▸ SUPPLIED RECORDS
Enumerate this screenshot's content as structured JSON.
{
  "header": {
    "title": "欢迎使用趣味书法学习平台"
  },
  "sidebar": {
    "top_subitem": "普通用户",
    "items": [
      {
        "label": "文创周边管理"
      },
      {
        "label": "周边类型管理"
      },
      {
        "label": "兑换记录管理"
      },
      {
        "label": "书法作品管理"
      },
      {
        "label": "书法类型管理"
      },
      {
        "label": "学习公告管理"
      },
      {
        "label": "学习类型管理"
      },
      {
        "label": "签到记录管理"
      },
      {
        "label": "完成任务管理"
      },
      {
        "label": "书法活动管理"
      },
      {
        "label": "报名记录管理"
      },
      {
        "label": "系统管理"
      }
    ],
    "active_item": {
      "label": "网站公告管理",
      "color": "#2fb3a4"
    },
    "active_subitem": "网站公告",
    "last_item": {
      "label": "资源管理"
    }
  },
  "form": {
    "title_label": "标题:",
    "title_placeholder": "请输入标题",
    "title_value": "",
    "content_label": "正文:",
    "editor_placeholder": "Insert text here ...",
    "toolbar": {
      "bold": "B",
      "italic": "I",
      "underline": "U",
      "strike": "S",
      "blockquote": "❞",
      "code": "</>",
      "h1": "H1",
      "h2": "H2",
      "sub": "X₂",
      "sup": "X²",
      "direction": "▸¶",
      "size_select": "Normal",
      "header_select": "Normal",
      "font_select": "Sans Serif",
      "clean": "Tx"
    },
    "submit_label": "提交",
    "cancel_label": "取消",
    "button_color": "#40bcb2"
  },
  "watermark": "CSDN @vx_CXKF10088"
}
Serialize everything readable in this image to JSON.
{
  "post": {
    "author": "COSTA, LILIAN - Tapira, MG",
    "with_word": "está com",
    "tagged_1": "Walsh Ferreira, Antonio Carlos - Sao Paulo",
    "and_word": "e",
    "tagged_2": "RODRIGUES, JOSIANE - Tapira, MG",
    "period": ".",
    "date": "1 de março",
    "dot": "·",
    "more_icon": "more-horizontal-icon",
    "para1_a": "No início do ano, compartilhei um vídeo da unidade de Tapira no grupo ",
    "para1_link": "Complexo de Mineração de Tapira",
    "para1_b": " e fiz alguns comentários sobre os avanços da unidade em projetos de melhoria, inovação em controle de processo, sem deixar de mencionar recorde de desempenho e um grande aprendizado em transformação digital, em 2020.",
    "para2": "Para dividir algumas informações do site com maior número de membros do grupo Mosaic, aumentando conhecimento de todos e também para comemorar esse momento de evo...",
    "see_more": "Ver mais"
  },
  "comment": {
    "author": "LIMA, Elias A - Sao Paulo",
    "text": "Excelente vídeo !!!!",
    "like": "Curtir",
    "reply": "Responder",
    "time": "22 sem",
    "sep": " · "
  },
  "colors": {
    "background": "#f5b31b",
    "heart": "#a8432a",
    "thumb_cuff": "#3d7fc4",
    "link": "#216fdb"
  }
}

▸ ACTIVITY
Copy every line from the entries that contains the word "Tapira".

▸ ANSWER FOR THE TASK
    "author": "COSTA, LILIAN - Tapira, MG",
    "tagged_2": "RODRIGUES, JOSIANE - Tapira, MG",
    "para1_a": "No início do ano, compartilhei um vídeo da unidade de Tapira no grupo ",
    "para1_link": "Complexo de Mineração de Tapira",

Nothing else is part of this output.